In orange zones, houses of worship can operate at 33% capacity with a maximum of 25 people, and at 50% capacity in yellow zones.
New York City data shows that there have been significant spikes in Borough Park which has had a COVID-19 infection rate of 231 per 100,000 population over the last four weeks and which has a large ultra-Orthodox and hassidic community.
Another spike has been observed in Far Rockaway in Queens, which also has a large ultra-Orthodox community.
Both Borough Park and Far Rockaway are included in the new red zones.
The infection rate in Kiryas Yoel in Orange County has spiked to a huge 27% positive test rate; Cuomo pointed to red zone infection areas around Monsey and New Square, all of which have very large hassidic communities.
The governor also highlighted large crowds at concerts, bars and college parties in recent weeks which he said were partially the cause of the recent increases in New York COVID infections, as were mass gatherings of ultra-Orthodox Jews for a second time this week.
“One of the prime places of mass gatherings are houses of worship,” Cuomo said during a press conference on Tuesday, noting that colleges, and “miscellaneous foolish behavior in bars and outdoor venues” have also contributed to the recent spike in infections in the state.
He said he spoke with ultra-Orthodox Jewish leaders earlier in the day, and had “asked for them to work with me to follow these guidelines and it was positively received.” He went on to cite the principle in Jewish law that many religious practices can be overridden to save lives.
“In Jewish teaching one of the most precious principles is saving a life… the Torah speaks about certain religious obligations that can be excused if you’re going to save a life,” he said.
“This is about saving a life. No large gatherings in synagogues – to save a life.”
Agudath Yisrael rejected Cuomo’s plan, saying he had not discussed it with them in his conversation with Jewish leaders, and noted that legal challenges during the first wave of infections that had been brought against restrictions on houses of worship had been successful.
Tuesday evening saw mass protests by members of the ultra-Orthodox community against the new regulations, with huge crowds gathering in Borough Park without masks and in defiance of those regulations.

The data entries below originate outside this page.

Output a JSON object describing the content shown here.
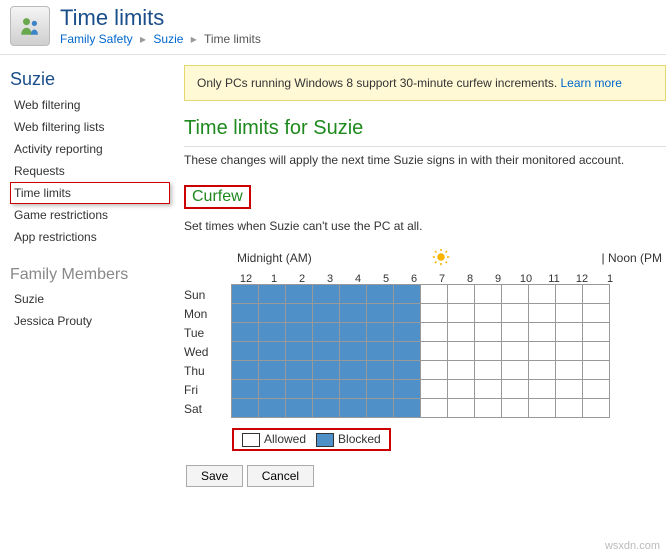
{
  "header": {
    "title": "Time limits",
    "breadcrumb": {
      "root": "Family Safety",
      "user": "Suzie",
      "page": "Time limits"
    }
  },
  "sidebar": {
    "user_heading": "Suzie",
    "items": [
      {
        "label": "Web filtering"
      },
      {
        "label": "Web filtering lists"
      },
      {
        "label": "Activity reporting"
      },
      {
        "label": "Requests"
      },
      {
        "label": "Time limits",
        "selected": true
      },
      {
        "label": "Game restrictions"
      },
      {
        "label": "App restrictions"
      }
    ],
    "family_heading": "Family Members",
    "family": [
      {
        "label": "Suzie"
      },
      {
        "label": "Jessica Prouty"
      }
    ]
  },
  "notice": {
    "text": "Only PCs running Windows 8 support 30-minute curfew increments.",
    "link": "Learn more"
  },
  "content": {
    "title": "Time limits for Suzie",
    "desc": "These changes will apply the next time Suzie signs in with their monitored account.",
    "curfew_heading": "Curfew",
    "curfew_desc": "Set times when Suzie can't use the PC at all.",
    "midnight_label": "Midnight (AM)",
    "noon_label": "| Noon (PM"
  },
  "schedule": {
    "hours": [
      "12",
      "1",
      "2",
      "3",
      "4",
      "5",
      "6",
      "7",
      "8",
      "9",
      "10",
      "11",
      "12",
      "1"
    ],
    "days": [
      "Sun",
      "Mon",
      "Tue",
      "Wed",
      "Thu",
      "Fri",
      "Sat"
    ],
    "blocked_until_hour_index": 7
  },
  "legend": {
    "allowed": "Allowed",
    "blocked": "Blocked"
  },
  "buttons": {
    "save": "Save",
    "cancel": "Cancel"
  },
  "watermark": "wsxdn.com",
  "colors": {
    "blocked": "#4e90c7",
    "heading_blue": "#1a4e8a",
    "heading_green": "#1e8a1e",
    "highlight_border": "#c00",
    "notice_bg": "#fff9d6"
  }
}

Thousands of ultra-Orthodox protesters took part in the demonstrations; at least one fire was set and masks were burned.
A Jewish individual who sought to photograph and document the mass violation of the new regulations was severely beaten by some protesters and had to be hospitalized.
Video footage of him being harassed and apparently beaten was published by The New York Post.

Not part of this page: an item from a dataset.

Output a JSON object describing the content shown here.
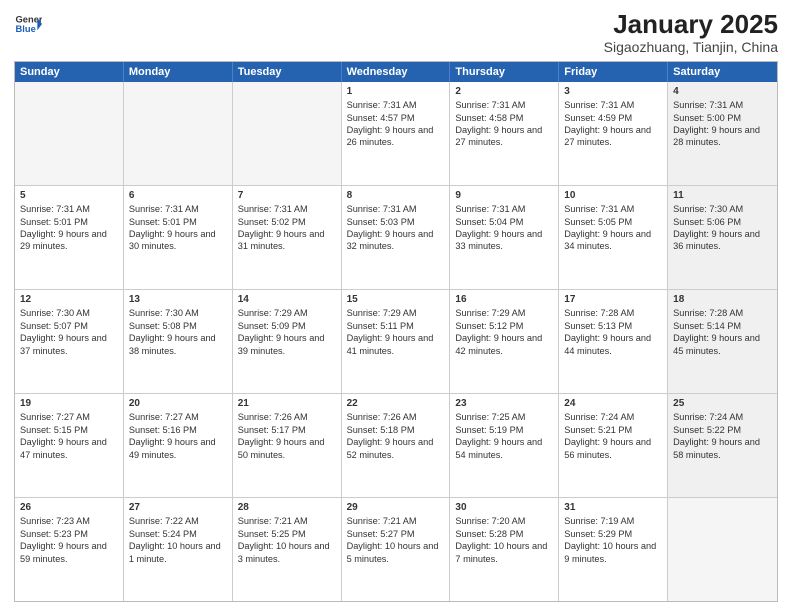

Also on Wednesday, evidence emerged that the Satmar community in Kiryas Yoel and other parts of New York State do not intend to abide by the new regulations for the upcoming Simchat Torah holiday that takes place on Friday night and Saturday.
The ultra-Orthodox Israeli reporter Yisrael Cohen published an image of a leaflet on Twitter written in the name of Rabbi Aharon Teitelbaum, the grand rabbi of one branch of the Satmar hassidic sect, in which it was written that the traditional, mass celebrations which take place on Simchat Torah will go ahead as usual.
“I take responsibility that anyone who comes to rejoice with the Torah will not be harmed and will not fall ill,” said the grand rabbi, who himself contracted COVID-19 in New York’s first wave, along with his wife and brother who had severe cases of the disease.